Task statement: All of the records below are to be copied exactly.

Material to process:
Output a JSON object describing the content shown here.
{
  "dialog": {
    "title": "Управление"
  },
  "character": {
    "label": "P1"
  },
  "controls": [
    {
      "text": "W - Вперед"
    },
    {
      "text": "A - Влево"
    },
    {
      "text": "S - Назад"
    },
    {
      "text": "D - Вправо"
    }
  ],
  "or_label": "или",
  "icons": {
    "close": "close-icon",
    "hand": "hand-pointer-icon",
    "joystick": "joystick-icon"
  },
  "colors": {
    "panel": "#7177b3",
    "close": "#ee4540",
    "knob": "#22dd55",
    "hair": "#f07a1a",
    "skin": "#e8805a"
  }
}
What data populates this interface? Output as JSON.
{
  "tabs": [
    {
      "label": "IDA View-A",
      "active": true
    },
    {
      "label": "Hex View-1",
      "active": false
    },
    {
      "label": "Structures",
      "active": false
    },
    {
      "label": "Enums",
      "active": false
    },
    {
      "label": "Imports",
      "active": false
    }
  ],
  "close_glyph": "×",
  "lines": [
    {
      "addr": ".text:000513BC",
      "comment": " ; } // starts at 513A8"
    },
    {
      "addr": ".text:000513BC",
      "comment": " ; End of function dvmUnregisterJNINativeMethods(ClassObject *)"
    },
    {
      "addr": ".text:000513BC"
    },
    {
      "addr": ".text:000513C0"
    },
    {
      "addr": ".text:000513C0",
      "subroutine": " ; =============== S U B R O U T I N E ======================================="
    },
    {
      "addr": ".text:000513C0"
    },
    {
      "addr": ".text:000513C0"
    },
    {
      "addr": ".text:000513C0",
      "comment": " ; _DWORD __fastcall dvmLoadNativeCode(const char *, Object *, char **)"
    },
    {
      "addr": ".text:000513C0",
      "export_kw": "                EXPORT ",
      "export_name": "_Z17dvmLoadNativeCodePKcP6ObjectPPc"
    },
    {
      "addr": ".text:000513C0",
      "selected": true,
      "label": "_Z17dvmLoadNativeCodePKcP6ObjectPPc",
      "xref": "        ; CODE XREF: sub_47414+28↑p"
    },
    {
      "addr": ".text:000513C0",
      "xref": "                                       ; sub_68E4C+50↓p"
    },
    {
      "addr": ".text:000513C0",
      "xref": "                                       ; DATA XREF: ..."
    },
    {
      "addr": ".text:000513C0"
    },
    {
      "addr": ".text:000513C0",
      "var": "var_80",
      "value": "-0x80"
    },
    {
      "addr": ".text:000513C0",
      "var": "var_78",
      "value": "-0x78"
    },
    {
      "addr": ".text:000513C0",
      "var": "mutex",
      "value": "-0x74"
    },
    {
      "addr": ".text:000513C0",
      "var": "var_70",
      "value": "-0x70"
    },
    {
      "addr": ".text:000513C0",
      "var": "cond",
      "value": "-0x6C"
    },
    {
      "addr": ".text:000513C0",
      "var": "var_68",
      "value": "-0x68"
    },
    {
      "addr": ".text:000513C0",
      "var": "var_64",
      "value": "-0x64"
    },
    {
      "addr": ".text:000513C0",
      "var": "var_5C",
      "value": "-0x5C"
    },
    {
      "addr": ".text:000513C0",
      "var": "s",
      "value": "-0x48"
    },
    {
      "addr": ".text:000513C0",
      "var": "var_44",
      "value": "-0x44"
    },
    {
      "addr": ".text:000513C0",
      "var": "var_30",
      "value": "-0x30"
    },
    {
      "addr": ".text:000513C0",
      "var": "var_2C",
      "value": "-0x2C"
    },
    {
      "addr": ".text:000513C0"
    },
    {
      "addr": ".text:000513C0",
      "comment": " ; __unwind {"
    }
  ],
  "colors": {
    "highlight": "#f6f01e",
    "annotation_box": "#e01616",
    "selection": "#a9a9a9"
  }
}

Your response:
Output a JSON object describing the content shown here.
{
  "dialog": {
    "title": "Управление"
  },
  "character": {
    "label": "P1"
  },
  "controls": [
    {
      "text": "W - Вперед"
    },
    {
      "text": "A - Влево"
    },
    {
      "text": "S - Назад"
    },
    {
      "text": "D - Вправо"
    }
  ],
  "or_label": "или",
  "icons": {
    "close": "close-icon",
    "hand": "hand-pointer-icon",
    "joystick": "joystick-icon"
  },
  "colors": {
    "panel": "#7177b3",
    "close": "#ee4540",
    "knob": "#22dd55",
    "hair": "#f07a1a",
    "skin": "#e8805a"
  }
}
What data populates this interface? Output as JSON.
{
  "tabs": [
    {
      "label": "IDA View-A",
      "active": true
    },
    {
      "label": "Hex View-1",
      "active": false
    },
    {
      "label": "Structures",
      "active": false
    },
    {
      "label": "Enums",
      "active": false
    },
    {
      "label": "Imports",
      "active": false
    }
  ],
  "close_glyph": "×",
  "lines": [
    {
      "addr": ".text:000513BC",
      "comment": " ; } // starts at 513A8"
    },
    {
      "addr": ".text:000513BC",
      "comment": " ; End of function dvmUnregisterJNINativeMethods(ClassObject *)"
    },
    {
      "addr": ".text:000513BC"
    },
    {
      "addr": ".text:000513C0"
    },
    {
      "addr": ".text:000513C0",
      "subroutine": " ; =============== S U B R O U T I N E ======================================="
    },
    {
      "addr": ".text:000513C0"
    },
    {
      "addr": ".text:000513C0"
    },
    {
      "addr": ".text:000513C0",
      "comment": " ; _DWORD __fastcall dvmLoadNativeCode(const char *, Object *, char **)"
    },
    {
      "addr": ".text:000513C0",
      "export_kw": "                EXPORT ",
      "export_name": "_Z17dvmLoadNativeCodePKcP6ObjectPPc"
    },
    {
      "addr": ".text:000513C0",
      "selected": true,
      "label": "_Z17dvmLoadNativeCodePKcP6ObjectPPc",
      "xref": "        ; CODE XREF: sub_47414+28↑p"
    },
    {
      "addr": ".text:000513C0",
      "xref": "                                       ; sub_68E4C+50↓p"
    },
    {
      "addr": ".text:000513C0",
      "xref": "                                       ; DATA XREF: ..."
    },
    {
      "addr": ".text:000513C0"
    },
    {
      "addr": ".text:000513C0",
      "var": "var_80",
      "value": "-0x80"
    },
    {
      "addr": ".text:000513C0",
      "var": "var_78",
      "value": "-0x78"
    },
    {
      "addr": ".text:000513C0",
      "var": "mutex",
      "value": "-0x74"
    },
    {
      "addr": ".text:000513C0",
      "var": "var_70",
      "value": "-0x70"
    },
    {
      "addr": ".text:000513C0",
      "var": "cond",
      "value": "-0x6C"
    },
    {
      "addr": ".text:000513C0",
      "var": "var_68",
      "value": "-0x68"
    },
    {
      "addr": ".text:000513C0",
      "var": "var_64",
      "value": "-0x64"
    },
    {
      "addr": ".text:000513C0",
      "var": "var_5C",
      "value": "-0x5C"
    },
    {
      "addr": ".text:000513C0",
      "var": "s",
      "value": "-0x48"
    },
    {
      "addr": ".text:000513C0",
      "var": "var_44",
      "value": "-0x44"
    },
    {
      "addr": ".text:000513C0",
      "var": "var_30",
      "value": "-0x30"
    },
    {
      "addr": ".text:000513C0",
      "var": "var_2C",
      "value": "-0x2C"
    },
    {
      "addr": ".text:000513C0"
    },
    {
      "addr": ".text:000513C0",
      "comment": " ; __unwind {"
    }
  ],
  "colors": {
    "highlight": "#f6f01e",
    "annotation_box": "#e01616",
    "selection": "#a9a9a9"
  }
}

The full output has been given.